by Tea Krulos

Milwaukee’s Most Haunted

Milwaukee’s City Hall has been the heart of government in Wisconsin’s biggest city since construction on it was completed in 1895. It was the tallest building in the city up until 1973. The building’s height and its huge open atrium style of design is the key to a horrifying and gruesome chapter in the building’s past.

It all started February 19, 1929 with 36-year-old Frances Schurmeir, according to an article titled “Suicides at City Hall,” researched by Matt J. Prigge for the Shepherd Express. Schurmeir entered City Hall early that afternoon. She was despondent– it was later revealed that the custody of her 15-year-old son was being taken away from her. Schurmeir’s husband accused her of substance abuse and being neglectful. She went to City Hall’s fifth floor and threw herself off the balcony to the hard linoleum floor below, shattering her skull.

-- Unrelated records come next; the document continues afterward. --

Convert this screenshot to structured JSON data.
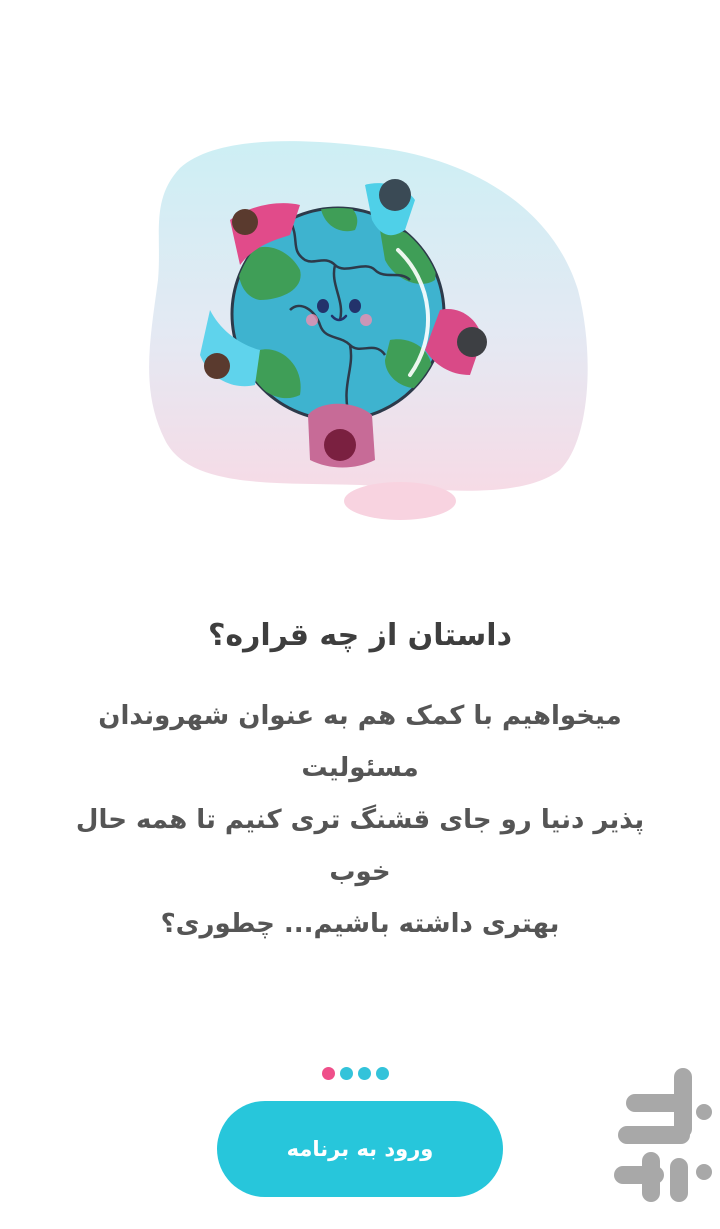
{
  "intro": {
    "title": "داستان از چه قراره؟",
    "body_lines": [
      "میخواهیم با کمک هم به عنوان شهروندان مسئولیت",
      "پذیر دنیا رو جای قشنگ تری کنیم تا همه حال خوب",
      "بهتری داشته باشیم... چطوری؟"
    ]
  },
  "pager": {
    "total": 4,
    "active_index": 0
  },
  "enter_button": {
    "label": "ورود به برنامه"
  },
  "colors": {
    "accent": "#27c6db",
    "active_dot": "#ef4f8a",
    "inactive_dot": "#33c3da",
    "title": "#3e3e3e",
    "body": "#555555"
  },
  "illustration": {
    "icon": "globe-puzzle-people-illustration"
  }
}
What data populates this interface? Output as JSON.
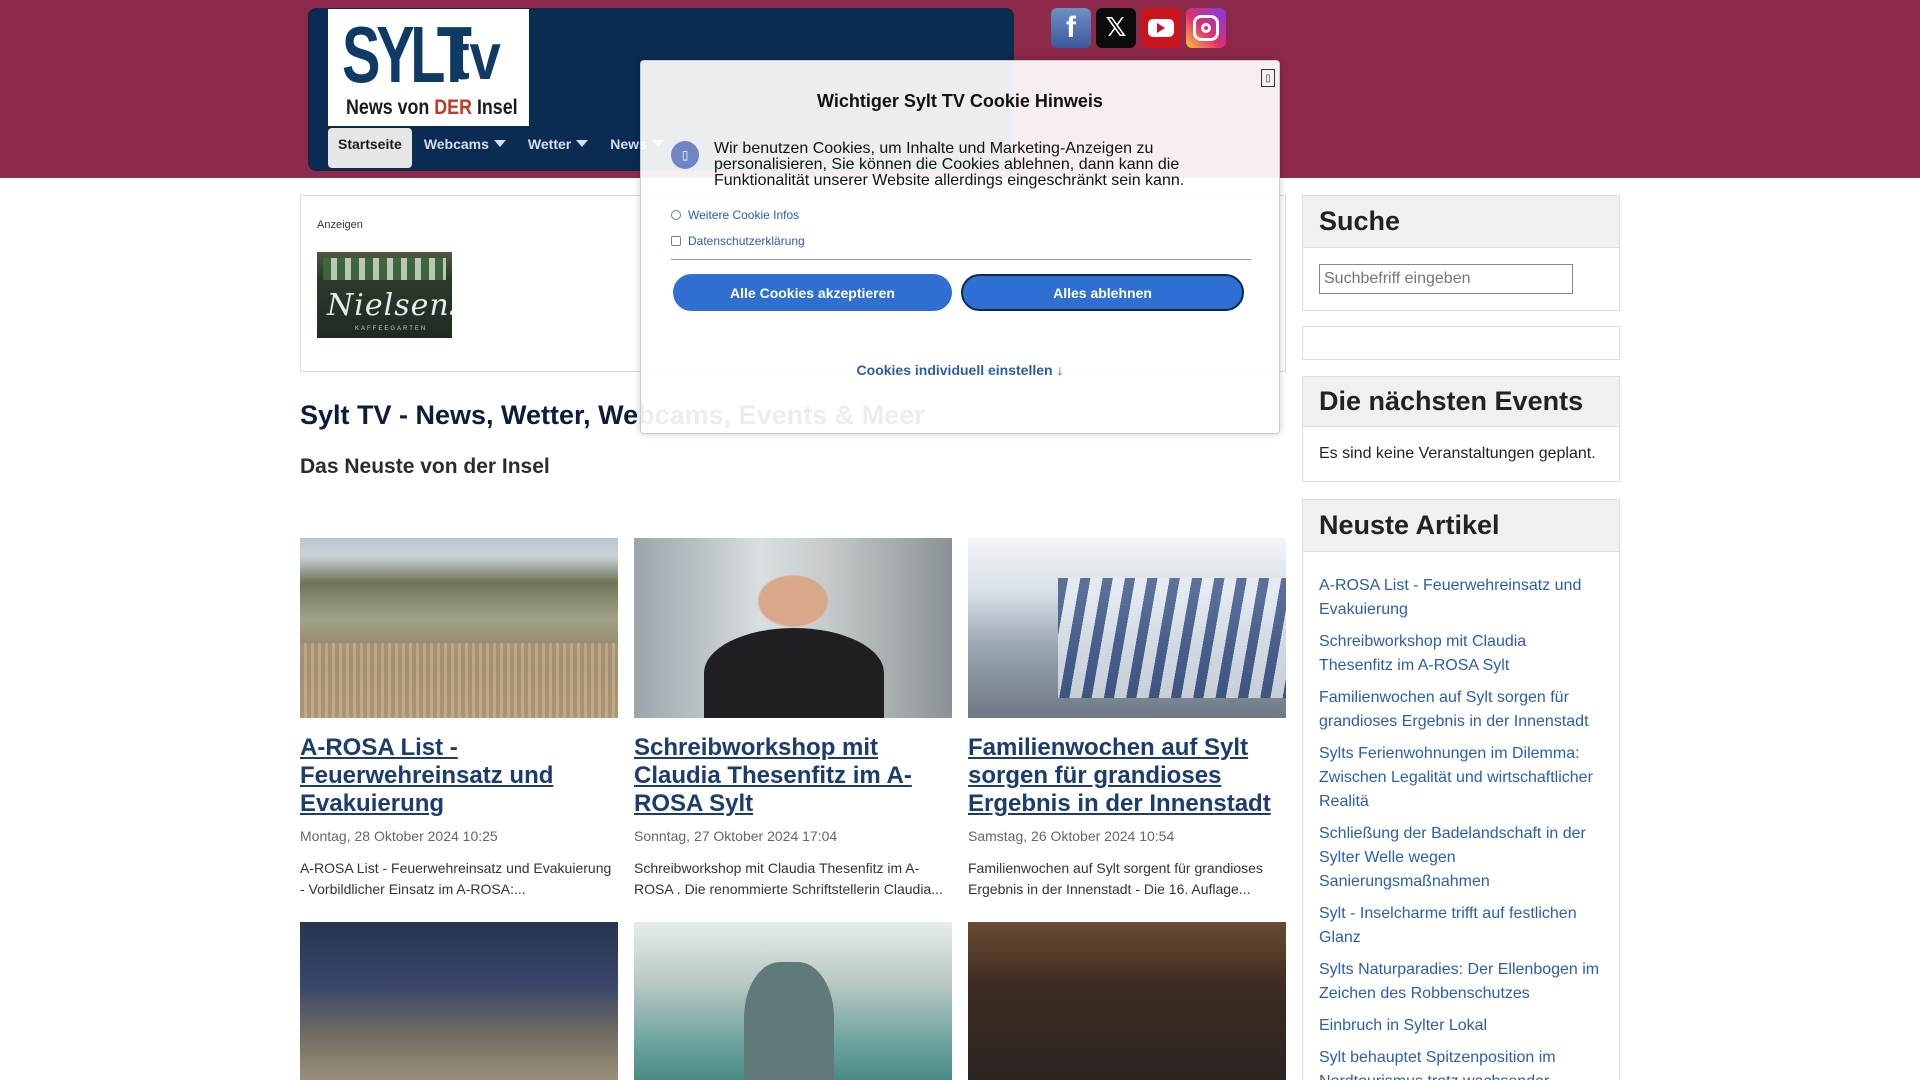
{
  "header": {
    "logo": {
      "brand": "SYLT",
      "suffix": "tv",
      "tagline_pre": "News von ",
      "tagline_em": "DER",
      "tagline_post": " Insel"
    },
    "nav": [
      {
        "label": "Startseite",
        "active": true,
        "dropdown": false
      },
      {
        "label": "Webcams",
        "active": false,
        "dropdown": true
      },
      {
        "label": "Wetter",
        "active": false,
        "dropdown": true
      },
      {
        "label": "News",
        "active": false,
        "dropdown": true
      }
    ],
    "social": [
      {
        "icon": "facebook-icon",
        "glyph": "f"
      },
      {
        "icon": "x-icon",
        "glyph": "𝕏"
      },
      {
        "icon": "youtube-icon",
        "glyph": ""
      },
      {
        "icon": "instagram-icon",
        "glyph": ""
      }
    ]
  },
  "ads": {
    "label": "Anzeigen",
    "ad_script": "Nielsens",
    "ad_sub": "KAFFEEGARTEN"
  },
  "main": {
    "page_title": "Sylt TV - News, Wetter, Webcams, Events & Meer",
    "section_title": "Das Neuste von der Insel",
    "articles": [
      {
        "title": "A-ROSA List - Feuerwehreinsatz und Evakuierung",
        "date": "Montag, 28 Oktober 2024 10:25",
        "teaser": "A-ROSA List - Feuerwehreinsatz und Evakuierung - Vorbildlicher Einsatz im A-ROSA:..."
      },
      {
        "title": "Schreibworkshop mit Claudia Thesenfitz im A-ROSA Sylt",
        "date": "Sonntag, 27 Oktober 2024 17:04",
        "teaser": "Schreibworkshop mit Claudia Thesenfitz im A-ROSA . Die renommierte Schriftstellerin Claudia..."
      },
      {
        "title": "Familienwochen auf Sylt sorgen für grandioses Ergebnis in der Innenstadt",
        "date": "Samstag, 26 Oktober 2024 10:54",
        "teaser": " Familienwochen auf Sylt sorgent für grandioses Ergebnis in der Innenstadt - Die 16. Auflage..."
      }
    ]
  },
  "sidebar": {
    "search": {
      "title": "Suche",
      "placeholder": "Suchbefriff eingeben"
    },
    "events": {
      "title": "Die nächsten Events",
      "empty": "Es sind keine Veranstaltungen geplant."
    },
    "latest": {
      "title": "Neuste Artikel",
      "items": [
        "A-ROSA List - Feuerwehreinsatz und Evakuierung",
        "Schreibworkshop mit Claudia Thesenfitz im A-ROSA Sylt",
        "Familienwochen auf Sylt sorgen für grandioses Ergebnis in der Innenstadt",
        "Sylts Ferienwohnungen im Dilemma: Zwischen Legalität und wirtschaftlicher Realitä",
        "Schließung der Badelandschaft in der Sylter Welle wegen Sanierungsmaßnahmen",
        "Sylt - Inselcharme trifft auf festlichen Glanz",
        "Sylts Naturparadies: Der Ellenbogen im Zeichen des Robbenschutzes",
        "Einbruch in Sylter Lokal",
        "Sylt behauptet Spitzenposition im Nordtourismus trotz wachsender"
      ]
    }
  },
  "cookie": {
    "title": "Wichtiger Sylt TV Cookie Hinweis",
    "close": "▯",
    "badge": "▯",
    "text": "Wir benutzen Cookies, um Inhalte und Marketing-Anzeigen zu personalisieren, Sie können die  Cookies ablehnen, dann kann die Funktionalität unserer Website allerdings eingeschränkt sein kann.",
    "link_more": "Weitere Cookie Infos",
    "link_privacy": "Datenschutzerklärung",
    "accept": "Alle Cookies akzeptieren",
    "reject": "Alles ablehnen",
    "individual": "Cookies individuell einstellen ↓"
  },
  "colors": {
    "header_band": "#8d2a4b",
    "header_box": "#0a2c52",
    "link": "#2b5ea8",
    "button": "#2f6fd1"
  }
}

Courtesy Gillfoto – Wikimedia

Schurmeir’s suicide was followed by six more over the next decade. In 1931 a man in failing health jumped to his death, his cane still firmly gripped in his hand when his body was removed from City Hall’s lobby. Seven years passed without incident, but a recession that led to suicides around the country created a new wave of jumpers. One person, Harry Kumelski, leaped to his death and landed close to a milkman making a delivery. The milkman was so shocked by Kumelski’s impact that he collapsed and died of shock.

City Hall knew they had a dangerous problem they needed to stop and debated ways to deter the jumpers. One idea was to install crisscrossing razorwire in the atrium, the idea being that the death would be so gruesome that it would stop people in their tracks. Eventually they decided on installing chain link nets that hung between the railings. These were in place until City Hall remodeled in 1988.

There was also an attempted murder-suicide in City Hall on July 11, 1933. Milwaukee City Comptroller Louis Kotecki shot and nearly killed Deputy Comptroller William Wendt. Kotecki had been indicted with “malfeasance in office” when money was lost in a bond transaction, as Jim Stingl reported for the Milwaukee Journal Sentinel. Kotecki believed Wendt’s testimony led to his indictment, so he walked into his City Hall office and shot him in the face, then shot himself. Kotecki died the next day in a hospital, while Wendt miraculously pulled through and lived. Feelings about Kotecki in the city must not have been too hard– there’s a memorial dedicated to him in a small triangular park on Milwaukee’s South Side on Windlake Avenue south of Lincoln Ave.

Has all of this violent history left something lingering behind? It’s seems possibly so– security guards have told us that at night, when everyone else has left, they hear doors slamming by themselves and loud “thumping” sounds…maybe the sound a body might make hitting a floor.

Here’s a less grim mystery involving City Hall. A book published in 1981 called The Secret was created by Byron Preiss. Twelve paintings matched with twelve poems give clues to where Preiss buried a cask with a key in it in twelve different cities. He hid them really well– so far only three have been found (Chicago, Cleveland, and Boston). One of the paintings has a castle-like building that is clearly Milwaukee’s City Hall. Other clues in the painting and poem seem to point to Lake Park. Josh Gates of Expedition Unknown tried to find it and seemed to come close, but a thunderstorm rolled in and interrupted the search. That means for now the hidden treasure is still out there.

Haunted History Ghost Tours in Milwaukee:

The Shadow of City Hall Ghost Walk

Saints and Sinners of Brady Street Ghost Walk

The Bloody Third Ward Ghost Walk

Photo Credits Flickr @Richie Diesterheft


Matthew Prigge:

Jim Stingl: